Hepatitis C virus induced hypobetalipoproteinemia: a possible mechanism for steatosis in chronic hepatitis C

J Hepatol. 2001 Mar;34(3):428-34. doi: 10.1016/s0168-8278(00)00036-2.


Background/aims: Steatosis could be the result of HCV (hepatitis C virus)-induced hypobetalipoproteinemia in patients with chronic hepatitis C. The aim of this study was to assess serum levels of main constituents of betalipoproteins and their relationship with steatosis in patients with chronic hepatitis C without known risk factors for steatosis.

Patients: One-hundred male patients with untreated biopsy proven non-cirrhotic chronic hepatitis C were included. Twenty-nine of these patients were further treated with interferon.
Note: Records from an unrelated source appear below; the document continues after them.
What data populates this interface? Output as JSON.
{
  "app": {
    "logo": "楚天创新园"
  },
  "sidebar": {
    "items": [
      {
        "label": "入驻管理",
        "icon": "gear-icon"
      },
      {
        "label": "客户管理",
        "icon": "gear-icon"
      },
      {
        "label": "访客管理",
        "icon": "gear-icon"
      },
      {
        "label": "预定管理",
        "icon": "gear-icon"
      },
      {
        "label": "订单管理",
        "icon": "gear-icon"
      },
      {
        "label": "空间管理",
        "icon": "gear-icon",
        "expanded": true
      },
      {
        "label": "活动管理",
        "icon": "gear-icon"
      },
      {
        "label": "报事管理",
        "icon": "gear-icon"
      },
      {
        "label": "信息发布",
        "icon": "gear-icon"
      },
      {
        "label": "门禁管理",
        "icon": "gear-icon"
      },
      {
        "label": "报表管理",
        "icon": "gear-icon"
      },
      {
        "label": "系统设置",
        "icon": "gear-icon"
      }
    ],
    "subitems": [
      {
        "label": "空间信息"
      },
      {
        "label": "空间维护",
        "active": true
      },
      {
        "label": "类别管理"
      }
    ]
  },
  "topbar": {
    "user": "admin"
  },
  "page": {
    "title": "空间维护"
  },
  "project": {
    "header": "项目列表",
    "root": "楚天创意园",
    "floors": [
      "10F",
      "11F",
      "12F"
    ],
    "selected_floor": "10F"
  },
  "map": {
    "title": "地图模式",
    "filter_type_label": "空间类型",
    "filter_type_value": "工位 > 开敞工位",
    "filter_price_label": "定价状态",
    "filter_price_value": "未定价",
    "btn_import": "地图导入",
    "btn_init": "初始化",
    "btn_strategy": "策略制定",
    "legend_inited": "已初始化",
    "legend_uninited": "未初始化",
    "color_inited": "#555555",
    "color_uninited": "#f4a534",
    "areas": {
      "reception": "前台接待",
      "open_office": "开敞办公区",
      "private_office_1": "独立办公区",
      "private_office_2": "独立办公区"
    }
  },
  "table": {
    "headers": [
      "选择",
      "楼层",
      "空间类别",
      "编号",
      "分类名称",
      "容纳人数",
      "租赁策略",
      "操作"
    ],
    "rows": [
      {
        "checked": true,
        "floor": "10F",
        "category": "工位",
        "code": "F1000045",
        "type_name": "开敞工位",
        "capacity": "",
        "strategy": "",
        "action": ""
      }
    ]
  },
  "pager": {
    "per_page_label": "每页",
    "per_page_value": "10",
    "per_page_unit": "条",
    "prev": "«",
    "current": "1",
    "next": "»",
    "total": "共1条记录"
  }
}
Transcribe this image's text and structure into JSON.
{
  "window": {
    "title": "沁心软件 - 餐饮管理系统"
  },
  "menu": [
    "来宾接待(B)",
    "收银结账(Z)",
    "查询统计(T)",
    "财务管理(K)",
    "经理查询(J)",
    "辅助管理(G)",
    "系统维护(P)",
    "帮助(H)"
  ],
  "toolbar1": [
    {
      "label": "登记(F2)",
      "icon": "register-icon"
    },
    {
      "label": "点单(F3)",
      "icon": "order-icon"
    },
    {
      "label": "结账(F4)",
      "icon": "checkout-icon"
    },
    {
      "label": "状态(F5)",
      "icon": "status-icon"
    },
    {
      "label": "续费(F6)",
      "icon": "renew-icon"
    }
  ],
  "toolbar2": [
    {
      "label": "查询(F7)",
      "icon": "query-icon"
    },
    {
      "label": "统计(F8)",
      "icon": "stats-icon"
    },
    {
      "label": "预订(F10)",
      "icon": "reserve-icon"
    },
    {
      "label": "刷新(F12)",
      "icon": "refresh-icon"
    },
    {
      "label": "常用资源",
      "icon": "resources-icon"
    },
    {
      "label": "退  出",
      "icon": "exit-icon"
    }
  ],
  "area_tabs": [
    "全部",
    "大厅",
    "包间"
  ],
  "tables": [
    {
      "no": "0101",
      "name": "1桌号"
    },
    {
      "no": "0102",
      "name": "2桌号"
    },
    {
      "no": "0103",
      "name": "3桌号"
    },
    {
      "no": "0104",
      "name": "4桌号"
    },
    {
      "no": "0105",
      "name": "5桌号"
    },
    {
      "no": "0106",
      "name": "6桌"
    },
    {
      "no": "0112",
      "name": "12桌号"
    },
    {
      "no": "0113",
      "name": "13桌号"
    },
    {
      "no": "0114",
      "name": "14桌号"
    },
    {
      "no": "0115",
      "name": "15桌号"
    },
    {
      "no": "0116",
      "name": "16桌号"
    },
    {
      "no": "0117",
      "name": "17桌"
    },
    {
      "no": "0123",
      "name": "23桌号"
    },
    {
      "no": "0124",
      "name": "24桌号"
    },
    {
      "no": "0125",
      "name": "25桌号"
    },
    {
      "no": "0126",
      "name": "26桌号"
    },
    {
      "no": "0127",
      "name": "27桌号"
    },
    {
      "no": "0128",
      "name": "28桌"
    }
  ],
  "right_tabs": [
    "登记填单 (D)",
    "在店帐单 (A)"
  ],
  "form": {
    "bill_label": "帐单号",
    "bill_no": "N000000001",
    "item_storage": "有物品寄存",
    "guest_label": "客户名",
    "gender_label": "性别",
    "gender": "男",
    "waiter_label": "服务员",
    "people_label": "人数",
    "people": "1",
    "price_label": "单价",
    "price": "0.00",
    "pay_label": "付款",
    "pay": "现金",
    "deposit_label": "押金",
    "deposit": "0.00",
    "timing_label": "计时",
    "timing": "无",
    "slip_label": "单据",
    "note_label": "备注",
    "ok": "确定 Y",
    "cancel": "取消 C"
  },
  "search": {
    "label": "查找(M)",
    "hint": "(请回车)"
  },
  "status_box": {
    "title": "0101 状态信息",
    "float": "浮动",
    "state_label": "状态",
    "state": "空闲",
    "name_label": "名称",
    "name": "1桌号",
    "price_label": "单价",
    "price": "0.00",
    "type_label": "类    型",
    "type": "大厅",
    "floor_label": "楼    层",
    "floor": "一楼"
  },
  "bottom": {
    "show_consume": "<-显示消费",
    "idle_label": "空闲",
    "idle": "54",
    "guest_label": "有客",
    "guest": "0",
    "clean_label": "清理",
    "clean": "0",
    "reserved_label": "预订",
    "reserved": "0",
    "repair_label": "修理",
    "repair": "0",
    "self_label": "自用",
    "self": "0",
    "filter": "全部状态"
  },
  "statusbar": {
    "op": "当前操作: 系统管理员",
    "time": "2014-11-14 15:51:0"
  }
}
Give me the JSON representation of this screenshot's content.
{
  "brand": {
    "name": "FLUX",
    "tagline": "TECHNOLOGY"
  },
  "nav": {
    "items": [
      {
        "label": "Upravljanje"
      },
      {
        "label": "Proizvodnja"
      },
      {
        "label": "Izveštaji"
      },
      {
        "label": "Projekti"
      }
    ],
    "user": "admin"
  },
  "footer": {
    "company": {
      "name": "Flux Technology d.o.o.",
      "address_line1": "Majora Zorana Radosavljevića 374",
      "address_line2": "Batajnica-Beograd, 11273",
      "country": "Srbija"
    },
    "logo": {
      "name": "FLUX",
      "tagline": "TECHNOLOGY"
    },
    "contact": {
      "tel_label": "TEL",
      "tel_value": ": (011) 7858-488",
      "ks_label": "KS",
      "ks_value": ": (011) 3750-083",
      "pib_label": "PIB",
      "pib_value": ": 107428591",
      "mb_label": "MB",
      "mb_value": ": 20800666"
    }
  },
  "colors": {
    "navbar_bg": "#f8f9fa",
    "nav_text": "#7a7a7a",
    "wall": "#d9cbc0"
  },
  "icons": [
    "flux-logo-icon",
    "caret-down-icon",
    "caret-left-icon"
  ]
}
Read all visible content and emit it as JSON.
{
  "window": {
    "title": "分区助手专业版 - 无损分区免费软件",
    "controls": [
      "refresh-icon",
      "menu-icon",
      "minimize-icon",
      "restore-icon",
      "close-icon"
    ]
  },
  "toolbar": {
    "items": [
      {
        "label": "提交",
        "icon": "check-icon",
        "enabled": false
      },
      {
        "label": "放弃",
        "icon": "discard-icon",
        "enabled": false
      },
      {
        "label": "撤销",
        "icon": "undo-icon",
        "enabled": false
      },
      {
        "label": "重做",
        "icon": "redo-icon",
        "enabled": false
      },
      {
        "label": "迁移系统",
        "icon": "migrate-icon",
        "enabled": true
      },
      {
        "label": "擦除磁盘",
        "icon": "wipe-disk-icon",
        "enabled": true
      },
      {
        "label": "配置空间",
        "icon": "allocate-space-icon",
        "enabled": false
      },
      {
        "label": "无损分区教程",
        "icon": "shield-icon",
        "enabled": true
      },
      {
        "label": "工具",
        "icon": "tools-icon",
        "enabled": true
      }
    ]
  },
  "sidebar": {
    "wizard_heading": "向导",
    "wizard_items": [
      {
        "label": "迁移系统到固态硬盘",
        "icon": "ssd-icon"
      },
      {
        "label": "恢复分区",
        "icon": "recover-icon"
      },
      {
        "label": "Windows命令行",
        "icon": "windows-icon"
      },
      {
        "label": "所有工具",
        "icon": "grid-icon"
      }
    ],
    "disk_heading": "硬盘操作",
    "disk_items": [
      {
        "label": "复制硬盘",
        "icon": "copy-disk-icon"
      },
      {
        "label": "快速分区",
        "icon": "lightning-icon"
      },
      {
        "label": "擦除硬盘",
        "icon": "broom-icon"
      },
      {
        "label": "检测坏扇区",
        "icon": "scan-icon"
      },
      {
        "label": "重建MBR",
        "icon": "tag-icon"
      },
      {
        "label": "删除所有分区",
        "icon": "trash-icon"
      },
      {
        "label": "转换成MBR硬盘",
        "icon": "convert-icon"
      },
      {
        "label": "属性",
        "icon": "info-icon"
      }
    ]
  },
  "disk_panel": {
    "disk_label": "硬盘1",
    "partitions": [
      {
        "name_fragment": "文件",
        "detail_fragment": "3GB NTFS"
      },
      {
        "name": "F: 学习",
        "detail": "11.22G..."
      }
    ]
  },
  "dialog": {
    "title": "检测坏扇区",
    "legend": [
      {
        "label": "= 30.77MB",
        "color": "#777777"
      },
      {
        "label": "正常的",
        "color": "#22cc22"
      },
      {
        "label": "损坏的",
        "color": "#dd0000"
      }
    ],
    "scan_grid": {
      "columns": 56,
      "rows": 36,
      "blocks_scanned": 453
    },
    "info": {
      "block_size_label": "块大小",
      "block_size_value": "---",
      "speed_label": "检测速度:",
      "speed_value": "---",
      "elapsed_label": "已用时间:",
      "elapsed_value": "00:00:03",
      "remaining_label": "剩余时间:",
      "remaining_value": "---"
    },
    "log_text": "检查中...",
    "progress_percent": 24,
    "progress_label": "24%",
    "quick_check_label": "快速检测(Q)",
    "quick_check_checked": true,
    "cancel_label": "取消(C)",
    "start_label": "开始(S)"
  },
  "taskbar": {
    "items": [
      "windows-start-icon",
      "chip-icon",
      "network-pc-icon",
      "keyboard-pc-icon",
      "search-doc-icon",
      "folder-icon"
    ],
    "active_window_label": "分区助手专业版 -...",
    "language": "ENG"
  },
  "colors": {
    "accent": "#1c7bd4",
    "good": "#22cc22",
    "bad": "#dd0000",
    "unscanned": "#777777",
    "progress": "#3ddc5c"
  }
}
Results: Cholesterol concentration was significantly lower in patients compared to three control groups: reference male population, patients with chronic hepatitis B or with non-alcoholic fatty liver. In multivariate analysis, low apolipoprotein B concentration was an independent factor related with the degree of steatosis. Hypobetalipoproteinemia and degree of steatosis were significantly associated with infection with genotype 3. Among treated patients, only sustained virological responders had a significant increase of cholesterol (5.6 +/- 1 vs. 4.7 +/- 1.3 mmol/l; P = 0.03) and apolipoprotein B concentrations (113 +/- 19 vs. 75 +/- 14 mg/dl; P = 0.05).

Conclusion: In chronic hepatitis C, hypobetalipoproteinemia is prevalent and associated with steatosis, especially in patients infected with genotype 3. The correction of hypobetalipoproteinemia following HCV eradication suggests that HCV itself could induce hypobetalipoproteinemia and steatosis.

MeSH terms

  • Adult
  • Apolipoproteins B / blood
  • Cholesterol / blood
  • Fatty Liver / virology*
  • Hepatitis C, Chronic / blood*
  • Humans
  • Hypobetalipoproteinemias / drug therapy
  • Hypobetalipoproteinemias / epidemiology
  • Hypobetalipoproteinemias / virology*
  • Interferon-alpha / therapeutic use
  • Liver / pathology
  • Male
  • Middle Aged
  • Prevalence


  • Apolipoproteins B
  • Interferon-alpha
  • Cholesterol